“We have an anti-politics politics,” says historian Gil Troy. “We love outsiders. We think politicos have sold their souls… We’re always looking for redemption, looking for an outside hero.”
Donald Trump has been the Republican Party’s presumptive nominee for a little over a month, and we’re already seeing signs of trouble with his campaign. Many prominent Republicans have fallen in line behind Trump, but they are left in the awkward position of condemning his statements as un-American and counter to conservative ideals while also defending their support for his bid for the White House. And many in the GOP are concerned about the fact that Trump’s fundraising shortcomings are veering his campaign away from battleground states.
This is a candidacy unlike any we’ve seen during our lifetime. But it’s not unprecedented, according to McGill University professor of history Gil Troy. He wrote a piece for Politico drawing parallels between Trump and President Zachary Taylor titled “How An Outsider President Killed A Party.”
Troy tells Detroit Today host Stephen Henderson that in 1848, there were two major political parties, the Whigs and the Democrats. At that time, the debate over slavery was beginning to reach a fever pitch, creating tension in American society.
He says “Old Rough and Ready” Zachary Taylor had no ties to the Whig party, or politics at all – having never voted in a presidential election before. But he had become a “pop star,” a celebrity, because of his victories as a general in the Mexican-American war. He was also one of the wealthiest Americans, largely because of his inherited slave holdings.
In an effort to win the 1848 election, the Whigs put their platform aside and nominated Taylor. Although he wins the election, the Whigs never recover from the turmoil Taylor’s candidacy caused within the party. The Whigs do not elect another candidate to the White House. Within ten years, the party is defunct, leading to the rise of the new Republican Party.
“The very election has people arguing, why did he win? Did he win as a sort of triumph of the Whig Party or was it simply a takeover?” Troy says. “It gets to a core question in American history when a party is running a candidate; is the candidate the most important thing?…Or is it about a broader sense of principals? And when an outsider comes in and has no deep connection to the party – sound familiar? – and when he beats the rock-ribbed conservatives of his day… then even if he wins, is that a party triumph? Or what does it do to the party?”
“We have an anti-politics politics,” Troy continues. “We love outsiders. We think politicos have sold their souls… We’re always looking for redemption, looking for an outside hero.”
But Troy says, “History, of course, isn’t destiny. But history teaches us lessons. I’m not trying to be predictive, I’m trying to say, what do we learn from it?”
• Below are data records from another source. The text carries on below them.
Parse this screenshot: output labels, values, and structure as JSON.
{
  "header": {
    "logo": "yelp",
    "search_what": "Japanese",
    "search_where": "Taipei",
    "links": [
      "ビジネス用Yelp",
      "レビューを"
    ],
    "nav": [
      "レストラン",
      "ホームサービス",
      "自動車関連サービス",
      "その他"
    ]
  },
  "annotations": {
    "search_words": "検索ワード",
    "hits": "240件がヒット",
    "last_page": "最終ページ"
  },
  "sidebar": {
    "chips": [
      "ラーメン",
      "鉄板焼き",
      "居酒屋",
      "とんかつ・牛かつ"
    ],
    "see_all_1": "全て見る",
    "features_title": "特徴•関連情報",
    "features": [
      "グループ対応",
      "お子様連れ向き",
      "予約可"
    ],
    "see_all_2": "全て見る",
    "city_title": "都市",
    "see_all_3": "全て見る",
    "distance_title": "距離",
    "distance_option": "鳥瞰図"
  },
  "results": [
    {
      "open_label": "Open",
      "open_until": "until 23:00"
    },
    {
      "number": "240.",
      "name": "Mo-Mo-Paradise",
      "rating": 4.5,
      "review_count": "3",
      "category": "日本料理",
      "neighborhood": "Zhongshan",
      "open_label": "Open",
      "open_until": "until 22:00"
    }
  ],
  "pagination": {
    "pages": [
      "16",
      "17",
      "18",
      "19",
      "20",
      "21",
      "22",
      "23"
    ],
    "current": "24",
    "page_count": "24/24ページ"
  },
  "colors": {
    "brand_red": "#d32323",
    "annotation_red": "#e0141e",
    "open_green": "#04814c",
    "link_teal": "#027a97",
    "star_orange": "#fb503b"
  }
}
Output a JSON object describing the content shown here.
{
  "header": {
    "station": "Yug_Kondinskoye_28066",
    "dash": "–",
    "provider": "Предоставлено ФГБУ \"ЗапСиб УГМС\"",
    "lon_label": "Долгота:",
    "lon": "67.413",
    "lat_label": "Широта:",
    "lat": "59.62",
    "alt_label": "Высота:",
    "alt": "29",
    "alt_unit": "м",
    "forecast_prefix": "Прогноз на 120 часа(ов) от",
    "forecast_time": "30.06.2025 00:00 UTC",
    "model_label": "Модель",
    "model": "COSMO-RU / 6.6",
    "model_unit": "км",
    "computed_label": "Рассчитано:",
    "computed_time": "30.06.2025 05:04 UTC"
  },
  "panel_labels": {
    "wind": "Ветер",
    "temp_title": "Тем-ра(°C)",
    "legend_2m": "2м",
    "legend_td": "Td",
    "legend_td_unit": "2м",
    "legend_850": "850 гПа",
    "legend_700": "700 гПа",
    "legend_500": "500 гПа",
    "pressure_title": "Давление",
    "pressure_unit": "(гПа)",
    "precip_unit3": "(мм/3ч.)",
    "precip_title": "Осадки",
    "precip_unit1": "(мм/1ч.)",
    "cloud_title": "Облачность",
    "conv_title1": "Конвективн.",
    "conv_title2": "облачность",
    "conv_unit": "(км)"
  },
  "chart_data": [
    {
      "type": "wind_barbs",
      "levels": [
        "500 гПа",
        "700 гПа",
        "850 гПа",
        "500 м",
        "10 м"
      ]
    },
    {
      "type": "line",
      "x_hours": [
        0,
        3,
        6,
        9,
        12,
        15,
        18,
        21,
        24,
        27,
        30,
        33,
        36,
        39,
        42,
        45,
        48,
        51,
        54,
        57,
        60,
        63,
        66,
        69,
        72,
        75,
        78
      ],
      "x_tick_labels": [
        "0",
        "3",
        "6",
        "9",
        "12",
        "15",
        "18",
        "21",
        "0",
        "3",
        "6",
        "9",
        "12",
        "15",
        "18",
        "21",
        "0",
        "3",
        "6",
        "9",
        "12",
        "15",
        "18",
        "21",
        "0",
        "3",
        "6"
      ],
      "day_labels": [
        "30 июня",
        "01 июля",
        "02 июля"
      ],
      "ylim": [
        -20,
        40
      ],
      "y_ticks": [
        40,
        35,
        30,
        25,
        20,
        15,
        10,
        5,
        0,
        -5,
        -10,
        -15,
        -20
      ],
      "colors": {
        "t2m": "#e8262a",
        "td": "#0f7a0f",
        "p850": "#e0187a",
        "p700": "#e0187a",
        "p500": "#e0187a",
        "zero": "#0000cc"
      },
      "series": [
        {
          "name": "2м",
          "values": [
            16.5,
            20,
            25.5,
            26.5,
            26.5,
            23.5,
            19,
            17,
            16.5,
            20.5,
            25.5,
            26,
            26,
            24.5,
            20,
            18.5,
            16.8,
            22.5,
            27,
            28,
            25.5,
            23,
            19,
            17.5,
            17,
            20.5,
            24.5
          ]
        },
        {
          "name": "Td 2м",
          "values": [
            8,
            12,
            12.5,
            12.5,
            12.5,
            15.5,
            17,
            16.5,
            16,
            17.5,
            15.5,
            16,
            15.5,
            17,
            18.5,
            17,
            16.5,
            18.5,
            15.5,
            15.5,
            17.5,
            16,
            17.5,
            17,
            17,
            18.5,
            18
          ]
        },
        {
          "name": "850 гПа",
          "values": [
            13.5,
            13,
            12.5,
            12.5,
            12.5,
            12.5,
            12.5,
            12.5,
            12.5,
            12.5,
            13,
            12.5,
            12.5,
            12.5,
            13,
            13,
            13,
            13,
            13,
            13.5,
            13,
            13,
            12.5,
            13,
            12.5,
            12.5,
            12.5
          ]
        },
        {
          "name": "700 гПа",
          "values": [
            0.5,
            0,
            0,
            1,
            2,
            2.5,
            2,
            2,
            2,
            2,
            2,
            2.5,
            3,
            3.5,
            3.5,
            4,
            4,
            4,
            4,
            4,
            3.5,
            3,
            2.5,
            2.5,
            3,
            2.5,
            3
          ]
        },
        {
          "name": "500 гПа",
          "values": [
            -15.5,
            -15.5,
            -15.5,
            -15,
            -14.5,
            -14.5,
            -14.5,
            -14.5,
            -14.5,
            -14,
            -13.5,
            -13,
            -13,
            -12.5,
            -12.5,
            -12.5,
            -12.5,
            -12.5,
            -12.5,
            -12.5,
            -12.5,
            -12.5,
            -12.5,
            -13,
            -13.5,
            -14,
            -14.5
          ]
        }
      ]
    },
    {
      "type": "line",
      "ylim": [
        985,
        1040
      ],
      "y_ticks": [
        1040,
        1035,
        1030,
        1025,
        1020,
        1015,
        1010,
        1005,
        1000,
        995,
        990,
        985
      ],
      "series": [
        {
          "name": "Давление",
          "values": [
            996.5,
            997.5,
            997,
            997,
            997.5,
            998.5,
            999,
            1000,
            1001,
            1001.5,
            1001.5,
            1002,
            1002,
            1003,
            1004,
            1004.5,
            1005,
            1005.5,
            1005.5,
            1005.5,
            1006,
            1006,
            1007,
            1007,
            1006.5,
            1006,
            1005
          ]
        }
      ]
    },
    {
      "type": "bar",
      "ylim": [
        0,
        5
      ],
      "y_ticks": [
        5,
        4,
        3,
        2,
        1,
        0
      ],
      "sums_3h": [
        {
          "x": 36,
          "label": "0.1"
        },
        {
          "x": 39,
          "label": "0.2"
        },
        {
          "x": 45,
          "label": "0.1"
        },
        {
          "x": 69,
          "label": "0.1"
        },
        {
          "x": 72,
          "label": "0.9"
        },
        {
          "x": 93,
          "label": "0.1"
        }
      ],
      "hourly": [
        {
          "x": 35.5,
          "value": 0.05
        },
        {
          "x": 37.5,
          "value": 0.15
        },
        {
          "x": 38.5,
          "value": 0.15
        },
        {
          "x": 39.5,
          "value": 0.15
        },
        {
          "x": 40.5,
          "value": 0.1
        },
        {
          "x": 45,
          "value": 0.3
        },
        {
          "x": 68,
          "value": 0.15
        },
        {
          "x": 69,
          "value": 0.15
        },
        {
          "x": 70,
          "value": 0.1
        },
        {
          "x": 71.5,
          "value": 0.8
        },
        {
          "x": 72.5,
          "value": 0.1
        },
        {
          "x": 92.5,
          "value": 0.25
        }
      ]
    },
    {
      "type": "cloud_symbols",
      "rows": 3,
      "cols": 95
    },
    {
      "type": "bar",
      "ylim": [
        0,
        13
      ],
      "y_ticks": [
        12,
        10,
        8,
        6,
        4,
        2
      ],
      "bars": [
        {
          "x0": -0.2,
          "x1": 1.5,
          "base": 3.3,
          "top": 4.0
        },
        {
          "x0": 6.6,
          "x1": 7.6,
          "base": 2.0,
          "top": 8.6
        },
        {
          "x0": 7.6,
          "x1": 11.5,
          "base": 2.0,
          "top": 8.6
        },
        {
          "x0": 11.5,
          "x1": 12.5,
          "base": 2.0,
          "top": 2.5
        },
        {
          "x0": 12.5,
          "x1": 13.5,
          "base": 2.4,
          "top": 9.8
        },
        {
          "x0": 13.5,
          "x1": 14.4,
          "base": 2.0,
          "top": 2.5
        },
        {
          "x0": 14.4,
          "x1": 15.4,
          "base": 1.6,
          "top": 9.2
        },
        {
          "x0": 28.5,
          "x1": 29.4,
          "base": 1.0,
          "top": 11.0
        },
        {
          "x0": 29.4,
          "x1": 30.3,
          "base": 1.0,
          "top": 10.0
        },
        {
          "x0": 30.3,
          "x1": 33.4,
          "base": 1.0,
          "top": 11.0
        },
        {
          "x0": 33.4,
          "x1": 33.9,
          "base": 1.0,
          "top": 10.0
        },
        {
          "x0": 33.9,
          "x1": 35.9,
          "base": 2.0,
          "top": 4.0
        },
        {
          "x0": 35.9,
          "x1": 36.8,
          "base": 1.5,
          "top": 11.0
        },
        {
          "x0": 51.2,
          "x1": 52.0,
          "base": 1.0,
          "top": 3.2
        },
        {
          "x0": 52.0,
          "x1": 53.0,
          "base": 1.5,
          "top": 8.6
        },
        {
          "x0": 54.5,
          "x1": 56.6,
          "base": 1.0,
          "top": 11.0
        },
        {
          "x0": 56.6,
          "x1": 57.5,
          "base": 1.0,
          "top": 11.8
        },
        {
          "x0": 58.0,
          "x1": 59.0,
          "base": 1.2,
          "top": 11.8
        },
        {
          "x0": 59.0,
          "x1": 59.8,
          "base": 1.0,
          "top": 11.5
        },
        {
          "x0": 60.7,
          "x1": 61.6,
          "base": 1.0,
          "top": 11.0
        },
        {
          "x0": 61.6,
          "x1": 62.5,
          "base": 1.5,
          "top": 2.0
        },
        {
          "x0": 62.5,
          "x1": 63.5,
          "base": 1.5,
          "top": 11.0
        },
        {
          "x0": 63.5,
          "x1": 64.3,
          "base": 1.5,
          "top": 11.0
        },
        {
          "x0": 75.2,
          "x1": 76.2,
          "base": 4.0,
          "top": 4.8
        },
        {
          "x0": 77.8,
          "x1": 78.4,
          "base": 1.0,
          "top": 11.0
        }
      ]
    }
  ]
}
Taylor dies after just 16 months in office, likely due to a food-borne illness. That led to the “disastrous” presidency of Millard Fillmore. Both Taylor and Fillmore are often ranked among the nation’s worst presidents.
To hear the full conversation, click on the audio player above.